Joan: Liked it. “Joan’s new look is still simple and no-nonsense but it has depth. The letterforms used in their logotype are a beautiful combination of sharp edges and rounded corners that make it a bit edgy while still open and friendly at the same time. It feels like Joan grew up a bit and is now coming into her own, which is exactly what you want from any proactive rebrand.”

Douglas Davis, chair, BFA in Communication Design at New York City College of Technology

DDB: Loved it. “As a designer who broke into advertising, I remember walking into DDB’s offices on Madison Avenue wondering why the place looked like we were accountants. These were the days when an agency’s creative personality didn’t reach its own identity, interior design or website. So, I’m glad to see this design build on Bernbach’s respect for what a concept looked like. Then again, respect for visual problem solving makes sense when you’re partnered with Paul Rand. The perspective that combined the visual alongside the verbal changed advertising and is still influencing how we see the Ds make the B. That’s why the new logo is successful, it requires the viewer to see both the parts and the whole. It’s candy.”

Joan: It was OK. “I’m not a fan of Joan’s new look, but typographically speaking, they took risks I can respect. It’s risky in my view because it sacrifices the legibility of the J in exchange for the dagger application. And yet it’s better than the typeface they had, which felt too much like Jet, their client’s logo.
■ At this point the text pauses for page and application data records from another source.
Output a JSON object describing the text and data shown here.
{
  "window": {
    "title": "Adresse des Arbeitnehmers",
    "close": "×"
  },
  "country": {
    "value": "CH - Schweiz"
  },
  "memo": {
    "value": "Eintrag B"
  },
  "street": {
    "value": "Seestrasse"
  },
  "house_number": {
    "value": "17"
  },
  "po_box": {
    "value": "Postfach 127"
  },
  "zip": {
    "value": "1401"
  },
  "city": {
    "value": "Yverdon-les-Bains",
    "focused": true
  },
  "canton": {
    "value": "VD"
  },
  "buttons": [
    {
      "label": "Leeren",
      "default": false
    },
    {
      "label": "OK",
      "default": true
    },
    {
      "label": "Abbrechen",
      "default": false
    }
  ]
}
All in all, typefaces go in and out of fashion, so this choice feels good for being noticed. Turned my head.”

Katie Lamb Shomaker, managing director of FL+G

DDB: Loved it. “DDB’s redesign does a great job modernizing the visual identity yet holding true to the company’s essence, making [it] feel authentic to the brand. I love that the various global offices can customize the design to their market needs. This is something that speaks so well to creativity being at the core of the DDB brand.”

Joan: Liked it. “The new logo definitely represents a strong brand that is ready to lead a revolution, more so than the previous design did, with its lowercase, rounded letters. The new logo simply conjures an image and a force that the previous one did not.”